--- ABOUT THIS TASK ---
Type out the records again, exactly as they are.

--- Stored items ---
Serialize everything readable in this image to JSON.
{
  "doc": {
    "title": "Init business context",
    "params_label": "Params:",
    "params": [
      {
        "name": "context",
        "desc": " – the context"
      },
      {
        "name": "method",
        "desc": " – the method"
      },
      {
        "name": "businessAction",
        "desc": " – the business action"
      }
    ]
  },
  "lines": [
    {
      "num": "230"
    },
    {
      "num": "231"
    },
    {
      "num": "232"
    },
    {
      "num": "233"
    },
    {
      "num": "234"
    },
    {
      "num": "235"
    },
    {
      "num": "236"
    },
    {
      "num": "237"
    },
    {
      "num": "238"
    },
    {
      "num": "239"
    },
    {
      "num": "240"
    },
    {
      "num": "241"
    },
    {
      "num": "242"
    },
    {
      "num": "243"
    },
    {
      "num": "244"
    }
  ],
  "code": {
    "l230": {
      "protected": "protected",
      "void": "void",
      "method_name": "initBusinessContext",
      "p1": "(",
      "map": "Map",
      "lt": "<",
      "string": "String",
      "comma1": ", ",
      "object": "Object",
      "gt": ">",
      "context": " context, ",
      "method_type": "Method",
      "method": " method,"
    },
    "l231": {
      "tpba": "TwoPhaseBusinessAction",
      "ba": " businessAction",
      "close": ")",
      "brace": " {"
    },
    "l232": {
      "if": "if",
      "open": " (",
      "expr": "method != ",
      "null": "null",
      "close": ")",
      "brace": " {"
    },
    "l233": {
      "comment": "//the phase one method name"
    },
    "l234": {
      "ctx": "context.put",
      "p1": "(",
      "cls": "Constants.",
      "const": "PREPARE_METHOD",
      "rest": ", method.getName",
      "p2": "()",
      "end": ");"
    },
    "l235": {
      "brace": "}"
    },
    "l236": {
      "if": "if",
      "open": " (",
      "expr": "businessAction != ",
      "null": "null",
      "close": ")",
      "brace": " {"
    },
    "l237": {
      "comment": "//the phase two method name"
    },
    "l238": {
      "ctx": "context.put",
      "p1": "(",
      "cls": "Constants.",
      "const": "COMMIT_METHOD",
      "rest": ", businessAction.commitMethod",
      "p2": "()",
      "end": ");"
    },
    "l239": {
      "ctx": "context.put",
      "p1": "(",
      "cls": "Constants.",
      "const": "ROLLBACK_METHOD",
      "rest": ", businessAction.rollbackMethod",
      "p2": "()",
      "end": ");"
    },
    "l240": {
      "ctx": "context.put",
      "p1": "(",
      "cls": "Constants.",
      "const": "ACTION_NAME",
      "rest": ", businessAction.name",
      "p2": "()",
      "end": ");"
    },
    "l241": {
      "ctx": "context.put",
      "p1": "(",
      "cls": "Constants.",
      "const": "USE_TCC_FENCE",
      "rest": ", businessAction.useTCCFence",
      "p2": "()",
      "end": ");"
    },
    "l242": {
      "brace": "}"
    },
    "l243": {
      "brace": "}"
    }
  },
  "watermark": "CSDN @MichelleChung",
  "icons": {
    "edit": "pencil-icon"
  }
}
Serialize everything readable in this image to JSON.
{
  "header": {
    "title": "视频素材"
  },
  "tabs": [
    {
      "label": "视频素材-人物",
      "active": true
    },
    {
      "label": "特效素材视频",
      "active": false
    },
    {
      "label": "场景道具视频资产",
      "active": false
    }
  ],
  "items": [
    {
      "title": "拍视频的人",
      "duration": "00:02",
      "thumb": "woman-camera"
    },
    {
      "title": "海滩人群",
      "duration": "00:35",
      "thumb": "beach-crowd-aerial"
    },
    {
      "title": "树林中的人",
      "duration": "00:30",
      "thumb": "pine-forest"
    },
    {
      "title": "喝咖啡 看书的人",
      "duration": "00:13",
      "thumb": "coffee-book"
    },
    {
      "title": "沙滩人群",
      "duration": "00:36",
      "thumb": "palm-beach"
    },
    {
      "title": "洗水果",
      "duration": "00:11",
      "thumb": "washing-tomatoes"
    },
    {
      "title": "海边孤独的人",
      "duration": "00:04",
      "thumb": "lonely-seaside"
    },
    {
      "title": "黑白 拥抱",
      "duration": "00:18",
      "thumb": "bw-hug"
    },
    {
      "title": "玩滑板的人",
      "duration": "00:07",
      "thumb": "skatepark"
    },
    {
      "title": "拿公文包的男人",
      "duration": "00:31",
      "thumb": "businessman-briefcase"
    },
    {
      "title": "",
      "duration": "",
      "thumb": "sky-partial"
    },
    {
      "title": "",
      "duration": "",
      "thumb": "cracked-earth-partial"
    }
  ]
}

--- WRITTEN RESPONSE ---
Serialize everything readable in this image to JSON.
{
  "doc": {
    "title": "Init business context",
    "params_label": "Params:",
    "params": [
      {
        "name": "context",
        "desc": " – the context"
      },
      {
        "name": "method",
        "desc": " – the method"
      },
      {
        "name": "businessAction",
        "desc": " – the business action"
      }
    ]
  },
  "lines": [
    {
      "num": "230"
    },
    {
      "num": "231"
    },
    {
      "num": "232"
    },
    {
      "num": "233"
    },
    {
      "num": "234"
    },
    {
      "num": "235"
    },
    {
      "num": "236"
    },
    {
      "num": "237"
    },
    {
      "num": "238"
    },
    {
      "num": "239"
    },
    {
      "num": "240"
    },
    {
      "num": "241"
    },
    {
      "num": "242"
    },
    {
      "num": "243"
    },
    {
      "num": "244"
    }
  ],
  "code": {
    "l230": {
      "protected": "protected",
      "void": "void",
      "method_name": "initBusinessContext",
      "p1": "(",
      "map": "Map",
      "lt": "<",
      "string": "String",
      "comma1": ", ",
      "object": "Object",
      "gt": ">",
      "context": " context, ",
      "method_type": "Method",
      "method": " method,"
    },
    "l231": {
      "tpba": "TwoPhaseBusinessAction",
      "ba": " businessAction",
      "close": ")",
      "brace": " {"
    },
    "l232": {
      "if": "if",
      "open": " (",
      "expr": "method != ",
      "null": "null",
      "close": ")",
      "brace": " {"
    },
    "l233": {
      "comment": "//the phase one method name"
    },
    "l234": {
      "ctx": "context.put",
      "p1": "(",
      "cls": "Constants.",
      "const": "PREPARE_METHOD",
      "rest": ", method.getName",
      "p2": "()",
      "end": ");"
    },
    "l235": {
      "brace": "}"
    },
    "l236": {
      "if": "if",
      "open": " (",
      "expr": "businessAction != ",
      "null": "null",
      "close": ")",
      "brace": " {"
    },
    "l237": {
      "comment": "//the phase two method name"
    },
    "l238": {
      "ctx": "context.put",
      "p1": "(",
      "cls": "Constants.",
      "const": "COMMIT_METHOD",
      "rest": ", businessAction.commitMethod",
      "p2": "()",
      "end": ");"
    },
    "l239": {
      "ctx": "context.put",
      "p1": "(",
      "cls": "Constants.",
      "const": "ROLLBACK_METHOD",
      "rest": ", businessAction.rollbackMethod",
      "p2": "()",
      "end": ");"
    },
    "l240": {
      "ctx": "context.put",
      "p1": "(",
      "cls": "Constants.",
      "const": "ACTION_NAME",
      "rest": ", businessAction.name",
      "p2": "()",
      "end": ");"
    },
    "l241": {
      "ctx": "context.put",
      "p1": "(",
      "cls": "Constants.",
      "const": "USE_TCC_FENCE",
      "rest": ", businessAction.useTCCFence",
      "p2": "()",
      "end": ");"
    },
    "l242": {
      "brace": "}"
    },
    "l243": {
      "brace": "}"
    }
  },
  "watermark": "CSDN @MichelleChung",
  "icons": {
    "edit": "pencil-icon"
  }
}
Serialize everything readable in this image to JSON.
{
  "header": {
    "title": "视频素材"
  },
  "tabs": [
    {
      "label": "视频素材-人物",
      "active": true
    },
    {
      "label": "特效素材视频",
      "active": false
    },
    {
      "label": "场景道具视频资产",
      "active": false
    }
  ],
  "items": [
    {
      "title": "拍视频的人",
      "duration": "00:02",
      "thumb": "woman-camera"
    },
    {
      "title": "海滩人群",
      "duration": "00:35",
      "thumb": "beach-crowd-aerial"
    },
    {
      "title": "树林中的人",
      "duration": "00:30",
      "thumb": "pine-forest"
    },
    {
      "title": "喝咖啡 看书的人",
      "duration": "00:13",
      "thumb": "coffee-book"
    },
    {
      "title": "沙滩人群",
      "duration": "00:36",
      "thumb": "palm-beach"
    },
    {
      "title": "洗水果",
      "duration": "00:11",
      "thumb": "washing-tomatoes"
    },
    {
      "title": "海边孤独的人",
      "duration": "00:04",
      "thumb": "lonely-seaside"
    },
    {
      "title": "黑白 拥抱",
      "duration": "00:18",
      "thumb": "bw-hug"
    },
    {
      "title": "玩滑板的人",
      "duration": "00:07",
      "thumb": "skatepark"
    },
    {
      "title": "拿公文包的男人",
      "duration": "00:31",
      "thumb": "businessman-briefcase"
    },
    {
      "title": "",
      "duration": "",
      "thumb": "sky-partial"
    },
    {
      "title": "",
      "duration": "",
      "thumb": "cracked-earth-partial"
    }
  ]
}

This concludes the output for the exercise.